* **AIM OF THE EXERCISE**: Each entry below needs to be reproduced exactly as given.

* **INFORMATION SHOWN**:
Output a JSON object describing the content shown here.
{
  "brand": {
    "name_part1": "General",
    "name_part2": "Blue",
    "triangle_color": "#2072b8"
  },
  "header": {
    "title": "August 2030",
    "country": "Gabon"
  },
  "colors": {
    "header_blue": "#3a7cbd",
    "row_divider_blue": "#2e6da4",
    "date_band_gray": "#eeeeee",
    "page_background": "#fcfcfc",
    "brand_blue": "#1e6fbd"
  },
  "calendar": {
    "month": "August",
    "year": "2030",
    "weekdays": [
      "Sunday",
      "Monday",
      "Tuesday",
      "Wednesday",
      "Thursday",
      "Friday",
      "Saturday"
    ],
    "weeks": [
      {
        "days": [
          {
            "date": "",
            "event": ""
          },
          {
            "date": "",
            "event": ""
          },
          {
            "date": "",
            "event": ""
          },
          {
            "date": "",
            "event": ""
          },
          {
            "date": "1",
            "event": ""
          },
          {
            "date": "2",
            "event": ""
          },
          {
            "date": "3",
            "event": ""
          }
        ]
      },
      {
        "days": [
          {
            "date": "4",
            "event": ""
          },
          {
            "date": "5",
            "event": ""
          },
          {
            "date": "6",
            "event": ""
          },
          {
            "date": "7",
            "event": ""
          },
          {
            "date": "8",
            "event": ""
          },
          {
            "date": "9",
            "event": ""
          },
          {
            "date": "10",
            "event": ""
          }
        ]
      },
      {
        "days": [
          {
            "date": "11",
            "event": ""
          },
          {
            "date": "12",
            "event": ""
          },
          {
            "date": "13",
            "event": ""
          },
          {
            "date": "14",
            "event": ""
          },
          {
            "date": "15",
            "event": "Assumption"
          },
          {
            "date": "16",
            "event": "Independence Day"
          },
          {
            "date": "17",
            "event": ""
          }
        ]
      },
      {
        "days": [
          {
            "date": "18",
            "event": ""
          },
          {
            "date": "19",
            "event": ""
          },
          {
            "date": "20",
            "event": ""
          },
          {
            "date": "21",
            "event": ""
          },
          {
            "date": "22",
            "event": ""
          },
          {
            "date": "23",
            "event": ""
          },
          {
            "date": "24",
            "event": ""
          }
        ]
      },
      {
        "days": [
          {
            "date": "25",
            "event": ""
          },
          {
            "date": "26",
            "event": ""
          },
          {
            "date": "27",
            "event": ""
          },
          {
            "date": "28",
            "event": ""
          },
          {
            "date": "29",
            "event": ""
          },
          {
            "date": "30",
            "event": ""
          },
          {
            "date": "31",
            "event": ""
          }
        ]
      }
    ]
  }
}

* **ANSWER SPACE**:
Output a JSON object describing the content shown here.
{
  "brand": {
    "name_part1": "General",
    "name_part2": "Blue",
    "triangle_color": "#2072b8"
  },
  "header": {
    "title": "August 2030",
    "country": "Gabon"
  },
  "colors": {
    "header_blue": "#3a7cbd",
    "row_divider_blue": "#2e6da4",
    "date_band_gray": "#eeeeee",
    "page_background": "#fcfcfc",
    "brand_blue": "#1e6fbd"
  },
  "calendar": {
    "month": "August",
    "year": "2030",
    "weekdays": [
      "Sunday",
      "Monday",
      "Tuesday",
      "Wednesday",
      "Thursday",
      "Friday",
      "Saturday"
    ],
    "weeks": [
      {
        "days": [
          {
            "date": "",
            "event": ""
          },
          {
            "date": "",
            "event": ""
          },
          {
            "date": "",
            "event": ""
          },
          {
            "date": "",
            "event": ""
          },
          {
            "date": "1",
            "event": ""
          },
          {
            "date": "2",
            "event": ""
          },
          {
            "date": "3",
            "event": ""
          }
        ]
      },
      {
        "days": [
          {
            "date": "4",
            "event": ""
          },
          {
            "date": "5",
            "event": ""
          },
          {
            "date": "6",
            "event": ""
          },
          {
            "date": "7",
            "event": ""
          },
          {
            "date": "8",
            "event": ""
          },
          {
            "date": "9",
            "event": ""
          },
          {
            "date": "10",
            "event": ""
          }
        ]
      },
      {
        "days": [
          {
            "date": "11",
            "event": ""
          },
          {
            "date": "12",
            "event": ""
          },
          {
            "date": "13",
            "event": ""
          },
          {
            "date": "14",
            "event": ""
          },
          {
            "date": "15",
            "event": "Assumption"
          },
          {
            "date": "16",
            "event": "Independence Day"
          },
          {
            "date": "17",
            "event": ""
          }
        ]
      },
      {
        "days": [
          {
            "date": "18",
            "event": ""
          },
          {
            "date": "19",
            "event": ""
          },
          {
            "date": "20",
            "event": ""
          },
          {
            "date": "21",
            "event": ""
          },
          {
            "date": "22",
            "event": ""
          },
          {
            "date": "23",
            "event": ""
          },
          {
            "date": "24",
            "event": ""
          }
        ]
      },
      {
        "days": [
          {
            "date": "25",
            "event": ""
          },
          {
            "date": "26",
            "event": ""
          },
          {
            "date": "27",
            "event": ""
          },
          {
            "date": "28",
            "event": ""
          },
          {
            "date": "29",
            "event": ""
          },
          {
            "date": "30",
            "event": ""
          },
          {
            "date": "31",
            "event": ""
          }
        ]
      }
    ]
  }
}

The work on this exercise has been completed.